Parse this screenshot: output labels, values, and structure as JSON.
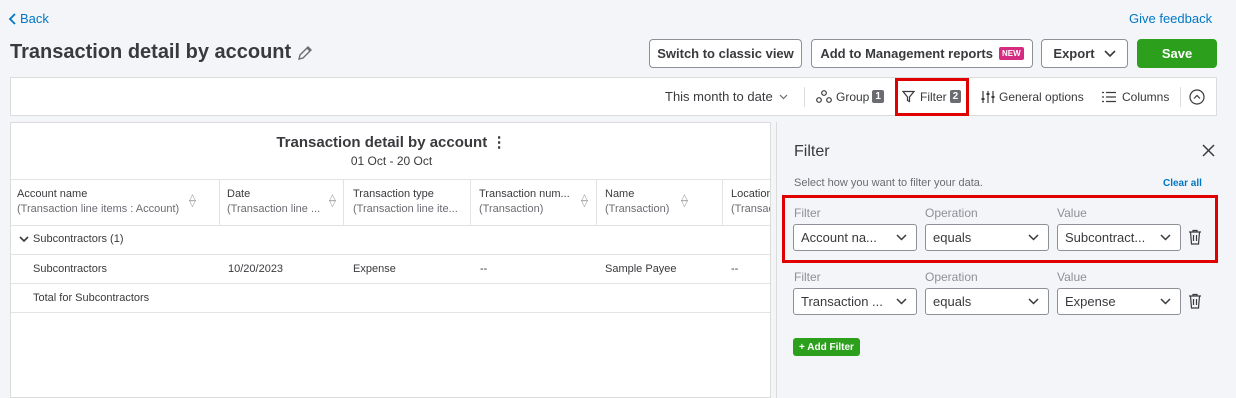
{
  "header": {
    "back_label": "Back",
    "feedback_label": "Give feedback",
    "page_title": "Transaction detail by account"
  },
  "actions": {
    "classic_view": "Switch to classic view",
    "add_mgmt": "Add to Management reports",
    "new_badge": "NEW",
    "export": "Export",
    "save": "Save"
  },
  "toolbar": {
    "date_range": "This month to date",
    "group_label": "Group",
    "group_count": "1",
    "filter_label": "Filter",
    "filter_count": "2",
    "general_options": "General options",
    "columns": "Columns"
  },
  "report": {
    "title": "Transaction detail by account",
    "date_range": "01 Oct - 20 Oct",
    "columns": [
      {
        "line1": "Account name",
        "line2": "(Transaction line items : Account)"
      },
      {
        "line1": "Date",
        "line2": "(Transaction line ..."
      },
      {
        "line1": "Transaction type",
        "line2": "(Transaction line ite..."
      },
      {
        "line1": "Transaction num...",
        "line2": "(Transaction)"
      },
      {
        "line1": "Name",
        "line2": "(Transaction)"
      },
      {
        "line1": "Location",
        "line2": "(Transac"
      }
    ],
    "group_label": "Subcontractors (1)",
    "row": {
      "account": "Subcontractors",
      "date": "10/20/2023",
      "type": "Expense",
      "num": "--",
      "name": "Sample Payee",
      "location": "--"
    },
    "total_label": "Total for Subcontractors"
  },
  "filter_panel": {
    "title": "Filter",
    "subtitle": "Select how you want to filter your data.",
    "clear_all": "Clear all",
    "labels": {
      "filter": "Filter",
      "operation": "Operation",
      "value": "Value"
    },
    "rows": [
      {
        "filter": "Account na...",
        "operation": "equals",
        "value": "Subcontract..."
      },
      {
        "filter": "Transaction ...",
        "operation": "equals",
        "value": "Expense"
      }
    ],
    "add_filter": "+ Add Filter"
  },
  "colors": {
    "accent_green": "#2ca01c",
    "link_blue": "#0077c5",
    "highlight_red": "#e00000",
    "new_badge": "#d52b80"
  }
}
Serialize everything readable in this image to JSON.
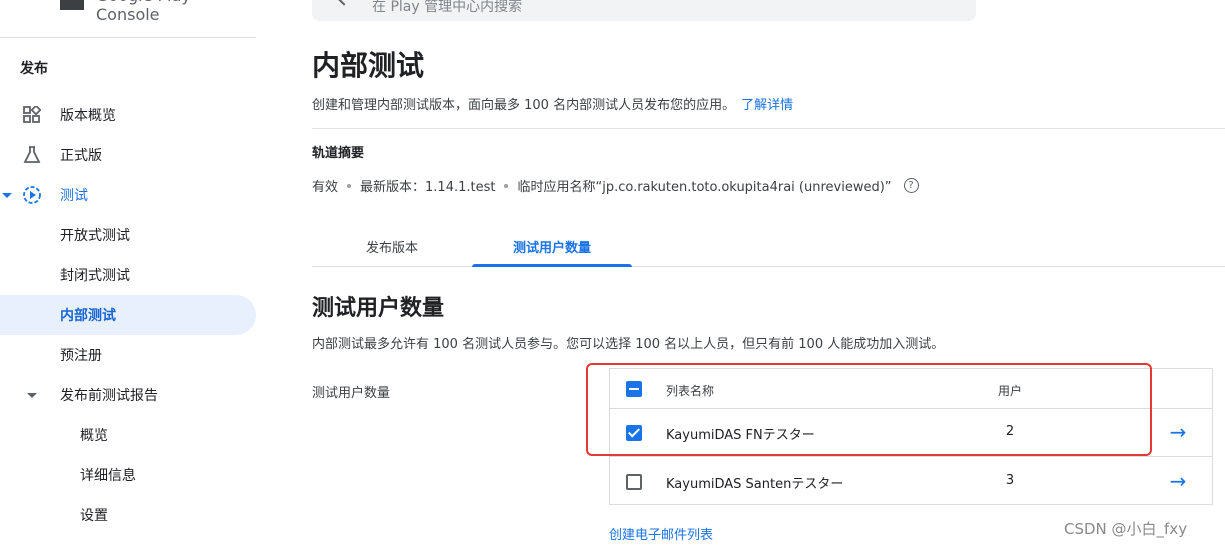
{
  "brand": {
    "text": "Google Play Console"
  },
  "search": {
    "placeholder": "在 Play 管理中心内搜索"
  },
  "sidebar": {
    "section": "发布",
    "items": [
      {
        "label": "版本概览",
        "icon": "dashboard-icon"
      },
      {
        "label": "正式版",
        "icon": "flask-icon"
      },
      {
        "label": "测试",
        "icon": "play-circle-icon"
      },
      {
        "label": "开放式测试"
      },
      {
        "label": "封闭式测试"
      },
      {
        "label": "内部测试"
      },
      {
        "label": "预注册"
      },
      {
        "label": "发布前测试报告"
      },
      {
        "label": "概览"
      },
      {
        "label": "详细信息"
      },
      {
        "label": "设置"
      }
    ]
  },
  "main": {
    "title": "内部测试",
    "description": "创建和管理内部测试版本，面向最多 100 名内部测试人员发布您的应用。",
    "learn_more": "了解详情",
    "track_summary_title": "轨道摘要",
    "track_status": "有效",
    "track_version": "最新版本：1.14.1.test",
    "track_app_name": "临时应用名称“jp.co.rakuten.toto.okupita4rai (unreviewed)”",
    "tabs": [
      {
        "label": "发布版本"
      },
      {
        "label": "测试用户数量"
      }
    ],
    "section_title": "测试用户数量",
    "section_desc": "内部测试最多允许有 100 名测试人员参与。您可以选择 100 名以上人员，但只有前 100 人能成功加入测试。",
    "field_label": "测试用户数量",
    "table": {
      "headers": {
        "name": "列表名称",
        "users": "用户"
      },
      "rows": [
        {
          "name": "KayumiDAS FNテスター",
          "users": "2",
          "checked": true
        },
        {
          "name": "KayumiDAS Santenテスター",
          "users": "3",
          "checked": false
        }
      ]
    },
    "create_link": "创建电子邮件列表"
  },
  "watermark": "CSDN @小白_fxy",
  "colors": {
    "accent": "#1a73e8",
    "highlight": "#e53935",
    "selected_bg": "#e8f0fe"
  }
}
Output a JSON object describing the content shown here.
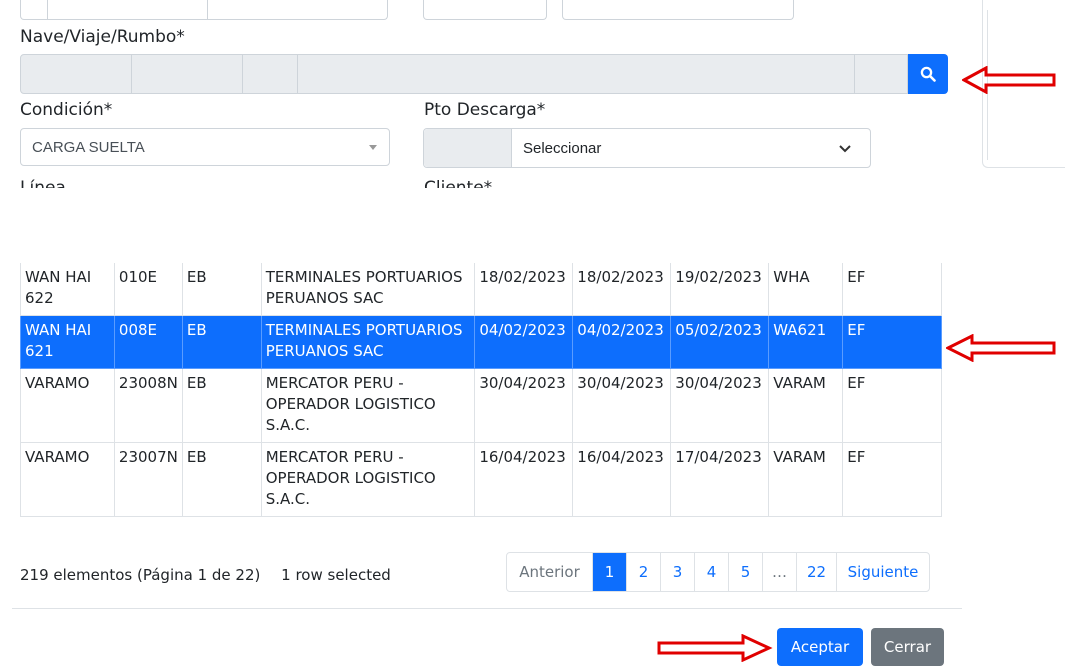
{
  "form": {
    "nave_label": "Nave/Viaje/Rumbo*",
    "condicion_label": "Condición*",
    "condicion_value": "CARGA SUELTA",
    "pto_descarga_label": "Pto Descarga*",
    "pto_descarga_value": "Seleccionar",
    "linea_label": "Línea",
    "cliente_label": "Cliente*"
  },
  "table": {
    "rows": [
      {
        "nave": "WAN HAI 622",
        "viaje": "010E",
        "rumbo": "EB",
        "terminal": "TERMINALES PORTUARIOS PERUANOS SAC",
        "f1": "18/02/2023",
        "f2": "18/02/2023",
        "f3": "19/02/2023",
        "code": "WHA",
        "tipo": "EF"
      },
      {
        "nave": "WAN HAI 621",
        "viaje": "008E",
        "rumbo": "EB",
        "terminal": "TERMINALES PORTUARIOS PERUANOS SAC",
        "f1": "04/02/2023",
        "f2": "04/02/2023",
        "f3": "05/02/2023",
        "code": "WA621",
        "tipo": "EF"
      },
      {
        "nave": "VARAMO",
        "viaje": "23008N",
        "rumbo": "EB",
        "terminal": "MERCATOR PERU - OPERADOR LOGISTICO S.A.C.",
        "f1": "30/04/2023",
        "f2": "30/04/2023",
        "f3": "30/04/2023",
        "code": "VARAM",
        "tipo": "EF"
      },
      {
        "nave": "VARAMO",
        "viaje": "23007N",
        "rumbo": "EB",
        "terminal": "MERCATOR PERU - OPERADOR LOGISTICO S.A.C.",
        "f1": "16/04/2023",
        "f2": "16/04/2023",
        "f3": "17/04/2023",
        "code": "VARAM",
        "tipo": "EF"
      }
    ]
  },
  "footer": {
    "info": "219 elementos (Página 1 de 22)",
    "selected": "1 row selected"
  },
  "pagination": {
    "prev": "Anterior",
    "pages": [
      "1",
      "2",
      "3",
      "4",
      "5"
    ],
    "dots": "…",
    "last": "22",
    "next": "Siguiente"
  },
  "buttons": {
    "accept": "Aceptar",
    "close": "Cerrar"
  },
  "colors": {
    "primary": "#0d6efd",
    "secondary": "#6c757d",
    "annotation_arrow": "#e00000"
  },
  "icons": {
    "search": "search-icon",
    "chevron": "chevron-down-icon",
    "caret": "caret-down-icon",
    "arrow": "red-arrow-annotation"
  }
}
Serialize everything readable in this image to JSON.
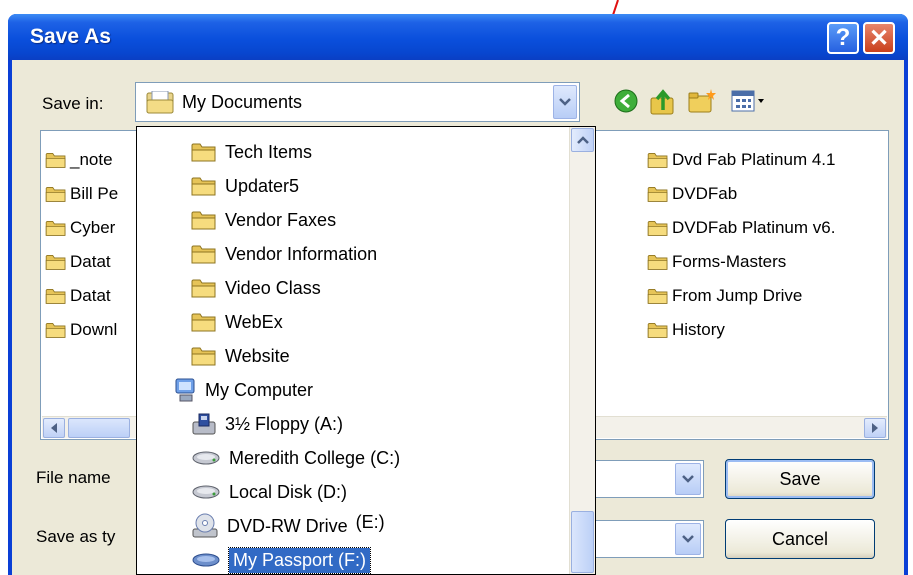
{
  "window": {
    "title": "Save As",
    "help_label": "?",
    "close_label": "✕"
  },
  "save_in": {
    "label": "Save in:",
    "value": "My Documents"
  },
  "file_list": {
    "left_column": [
      "_note",
      "Bill Pe",
      "Cyber",
      "Datat",
      "Datat",
      "Downl"
    ],
    "right_column": [
      "Dvd Fab Platinum 4.1",
      "DVDFab",
      "DVDFab Platinum v6.",
      "Forms-Masters",
      "From Jump Drive",
      "History"
    ]
  },
  "bottom": {
    "file_name_label": "File name",
    "save_as_type_label": "Save as ty",
    "save_label": "Save",
    "cancel_label": "Cancel"
  },
  "dropdown": {
    "folders": [
      "Tech Items",
      "Updater5",
      "Vendor Faxes",
      "Vendor Information",
      "Video Class",
      "WebEx",
      "Website"
    ],
    "computer": "My Computer",
    "drives": [
      {
        "label": "3½ Floppy (A:)",
        "icon": "floppy-drive-icon"
      },
      {
        "label": "Meredith College (C:)",
        "icon": "hard-disk-icon"
      },
      {
        "label": "Local Disk (D:)",
        "icon": "hard-disk-icon"
      },
      {
        "label": "DVD-RW Drive",
        "icon": "dvd-drive-icon",
        "letter": "(E:)"
      },
      {
        "label": "My Passport (F:)",
        "icon": "external-drive-icon",
        "selected": true
      }
    ]
  },
  "colors": {
    "titlebar": "#0a4fdc",
    "dialog_bg": "#ece9d8",
    "selection": "#316ac5",
    "annotation_arrow": "#e01010"
  }
}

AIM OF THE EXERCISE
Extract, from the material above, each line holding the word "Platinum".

COMPLETED TASK
      "Dvd Fab Platinum 4.1",
      "DVDFab Platinum v6.",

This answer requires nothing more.